### Work order
Every line of the material below must be repeated exactly.

### Raw data

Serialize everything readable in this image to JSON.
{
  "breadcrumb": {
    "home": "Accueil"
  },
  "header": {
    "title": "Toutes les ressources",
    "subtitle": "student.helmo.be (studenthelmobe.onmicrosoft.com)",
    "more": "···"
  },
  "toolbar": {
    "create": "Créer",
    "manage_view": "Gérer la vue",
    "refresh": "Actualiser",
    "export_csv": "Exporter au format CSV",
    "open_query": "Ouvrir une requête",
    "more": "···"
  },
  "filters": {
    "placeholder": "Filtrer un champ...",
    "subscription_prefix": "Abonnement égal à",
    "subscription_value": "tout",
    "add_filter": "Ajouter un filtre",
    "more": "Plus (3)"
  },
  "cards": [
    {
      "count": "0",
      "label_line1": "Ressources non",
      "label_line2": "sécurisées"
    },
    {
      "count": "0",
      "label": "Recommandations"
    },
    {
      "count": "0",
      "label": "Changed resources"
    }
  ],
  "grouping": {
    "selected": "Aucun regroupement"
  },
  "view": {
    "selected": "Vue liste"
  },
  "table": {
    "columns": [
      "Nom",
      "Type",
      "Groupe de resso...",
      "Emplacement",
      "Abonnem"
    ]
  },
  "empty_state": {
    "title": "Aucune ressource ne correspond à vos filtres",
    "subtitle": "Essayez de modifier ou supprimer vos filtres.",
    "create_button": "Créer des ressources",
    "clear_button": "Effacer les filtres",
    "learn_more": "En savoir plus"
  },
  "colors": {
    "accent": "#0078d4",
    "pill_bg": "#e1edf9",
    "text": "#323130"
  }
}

### Answer box
Serialize everything readable in this image to JSON.
{
  "breadcrumb": {
    "home": "Accueil"
  },
  "header": {
    "title": "Toutes les ressources",
    "subtitle": "student.helmo.be (studenthelmobe.onmicrosoft.com)",
    "more": "···"
  },
  "toolbar": {
    "create": "Créer",
    "manage_view": "Gérer la vue",
    "refresh": "Actualiser",
    "export_csv": "Exporter au format CSV",
    "open_query": "Ouvrir une requête",
    "more": "···"
  },
  "filters": {
    "placeholder": "Filtrer un champ...",
    "subscription_prefix": "Abonnement égal à",
    "subscription_value": "tout",
    "add_filter": "Ajouter un filtre",
    "more": "Plus (3)"
  },
  "cards": [
    {
      "count": "0",
      "label_line1": "Ressources non",
      "label_line2": "sécurisées"
    },
    {
      "count": "0",
      "label": "Recommandations"
    },
    {
      "count": "0",
      "label": "Changed resources"
    }
  ],
  "grouping": {
    "selected": "Aucun regroupement"
  },
  "view": {
    "selected": "Vue liste"
  },
  "table": {
    "columns": [
      "Nom",
      "Type",
      "Groupe de resso...",
      "Emplacement",
      "Abonnem"
    ]
  },
  "empty_state": {
    "title": "Aucune ressource ne correspond à vos filtres",
    "subtitle": "Essayez de modifier ou supprimer vos filtres.",
    "create_button": "Créer des ressources",
    "clear_button": "Effacer les filtres",
    "learn_more": "En savoir plus"
  },
  "colors": {
    "accent": "#0078d4",
    "pill_bg": "#e1edf9",
    "text": "#323130"
  }
}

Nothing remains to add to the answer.